▸ **Task description**
Exactly reproduce all the records, keeping pictures out of the copy.

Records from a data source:
____

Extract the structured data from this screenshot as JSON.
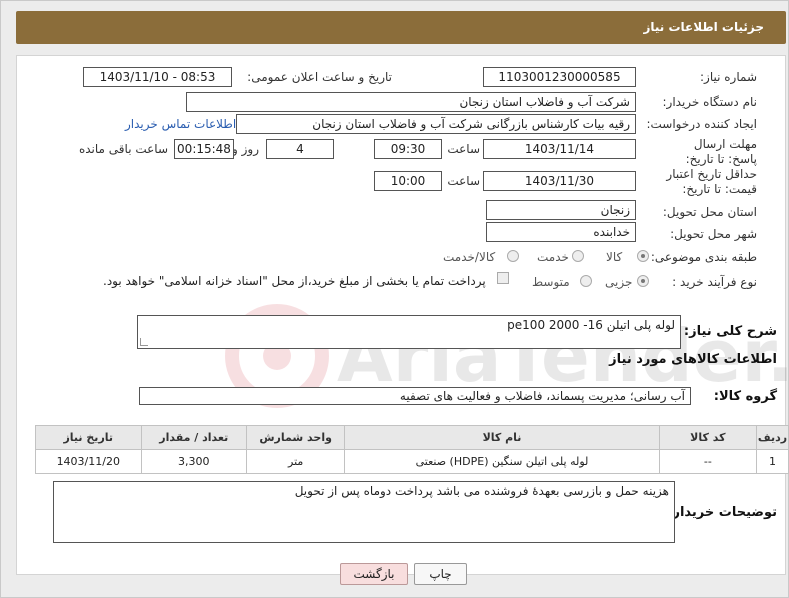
{
  "header": {
    "title": "جزئیات اطلاعات نیاز"
  },
  "fields": {
    "need_number_label": "شماره نیاز:",
    "need_number": "1103001230000585",
    "announce_label": "تاریخ و ساعت اعلان عمومی:",
    "announce_value": "1403/11/10 - 08:53",
    "buyer_label": "نام دستگاه خریدار:",
    "buyer_value": "شرکت آب و فاضلاب استان زنجان",
    "creator_label": "ایجاد کننده درخواست:",
    "creator_value": "رقیه بیات کارشناس بازرگانی شرکت آب و فاضلاب استان زنجان",
    "contact_link": "اطلاعات تماس خریدار",
    "deadline_label": "مهلت ارسال پاسخ: تا تاریخ:",
    "deadline_date": "1403/11/14",
    "time_label": "ساعت",
    "deadline_time": "09:30",
    "days_value": "4",
    "days_label": "روز و",
    "remaining_value": "00:15:48",
    "remaining_label": "ساعت باقی مانده",
    "validity_label": "حداقل تاریخ اعتبار قیمت: تا تاریخ:",
    "validity_date": "1403/11/30",
    "validity_time": "10:00",
    "province_label": "استان محل تحویل:",
    "province_value": "زنجان",
    "city_label": "شهر محل تحویل:",
    "city_value": "خدابنده",
    "category_label": "طبقه بندی موضوعی:",
    "category_options": [
      "کالا",
      "خدمت",
      "کالا/خدمت"
    ],
    "process_label": "نوع فرآیند خرید :",
    "process_options": [
      "جزیی",
      "متوسط"
    ],
    "process_note": "پرداخت تمام یا بخشی از مبلغ خرید،از محل \"اسناد خزانه اسلامی\" خواهد بود."
  },
  "description": {
    "label": "شرح کلی نیاز:",
    "text": "لوله پلی اتیلن 16- 2000 pe100"
  },
  "goods": {
    "section_title": "اطلاعات کالاهای مورد نیاز",
    "group_label": "گروه کالا:",
    "group_value": "آب رسانی؛ مدیریت پسماند، فاضلاب و فعالیت های تصفیه",
    "columns": [
      "ردیف",
      "کد کالا",
      "نام کالا",
      "واحد شمارش",
      "تعداد / مقدار",
      "تاریخ نیاز"
    ],
    "rows": [
      [
        "1",
        "--",
        "لوله پلی اتیلن سنگین (HDPE) صنعتی",
        "متر",
        "3,300",
        "1403/11/20"
      ]
    ]
  },
  "buyer_notes": {
    "label": "توضیحات خریدار:",
    "text": "هزینه حمل و بازرسی بعهدهٔ فروشنده می باشد پرداخت دوماه پس از تحویل"
  },
  "buttons": {
    "print": "چاپ",
    "back": "بازگشت"
  },
  "watermark": {
    "text": "AriaTender.neT"
  },
  "colors": {
    "header": "#8b6d3a",
    "link": "#2a5db0",
    "back_button": "#f8dede"
  }
}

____

▸ **Written response**
Extract the structured data from this screenshot as JSON.
{
  "header": {
    "title": "جزئیات اطلاعات نیاز"
  },
  "fields": {
    "need_number_label": "شماره نیاز:",
    "need_number": "1103001230000585",
    "announce_label": "تاریخ و ساعت اعلان عمومی:",
    "announce_value": "1403/11/10 - 08:53",
    "buyer_label": "نام دستگاه خریدار:",
    "buyer_value": "شرکت آب و فاضلاب استان زنجان",
    "creator_label": "ایجاد کننده درخواست:",
    "creator_value": "رقیه بیات کارشناس بازرگانی شرکت آب و فاضلاب استان زنجان",
    "contact_link": "اطلاعات تماس خریدار",
    "deadline_label": "مهلت ارسال پاسخ: تا تاریخ:",
    "deadline_date": "1403/11/14",
    "time_label": "ساعت",
    "deadline_time": "09:30",
    "days_value": "4",
    "days_label": "روز و",
    "remaining_value": "00:15:48",
    "remaining_label": "ساعت باقی مانده",
    "validity_label": "حداقل تاریخ اعتبار قیمت: تا تاریخ:",
    "validity_date": "1403/11/30",
    "validity_time": "10:00",
    "province_label": "استان محل تحویل:",
    "province_value": "زنجان",
    "city_label": "شهر محل تحویل:",
    "city_value": "خدابنده",
    "category_label": "طبقه بندی موضوعی:",
    "category_options": [
      "کالا",
      "خدمت",
      "کالا/خدمت"
    ],
    "process_label": "نوع فرآیند خرید :",
    "process_options": [
      "جزیی",
      "متوسط"
    ],
    "process_note": "پرداخت تمام یا بخشی از مبلغ خرید،از محل \"اسناد خزانه اسلامی\" خواهد بود."
  },
  "description": {
    "label": "شرح کلی نیاز:",
    "text": "لوله پلی اتیلن 16- 2000 pe100"
  },
  "goods": {
    "section_title": "اطلاعات کالاهای مورد نیاز",
    "group_label": "گروه کالا:",
    "group_value": "آب رسانی؛ مدیریت پسماند، فاضلاب و فعالیت های تصفیه",
    "columns": [
      "ردیف",
      "کد کالا",
      "نام کالا",
      "واحد شمارش",
      "تعداد / مقدار",
      "تاریخ نیاز"
    ],
    "rows": [
      [
        "1",
        "--",
        "لوله پلی اتیلن سنگین (HDPE) صنعتی",
        "متر",
        "3,300",
        "1403/11/20"
      ]
    ]
  },
  "buyer_notes": {
    "label": "توضیحات خریدار:",
    "text": "هزینه حمل و بازرسی بعهدهٔ فروشنده می باشد پرداخت دوماه پس از تحویل"
  },
  "buttons": {
    "print": "چاپ",
    "back": "بازگشت"
  },
  "watermark": {
    "text": "AriaTender.neT"
  },
  "colors": {
    "header": "#8b6d3a",
    "link": "#2a5db0",
    "back_button": "#f8dede"
  }
}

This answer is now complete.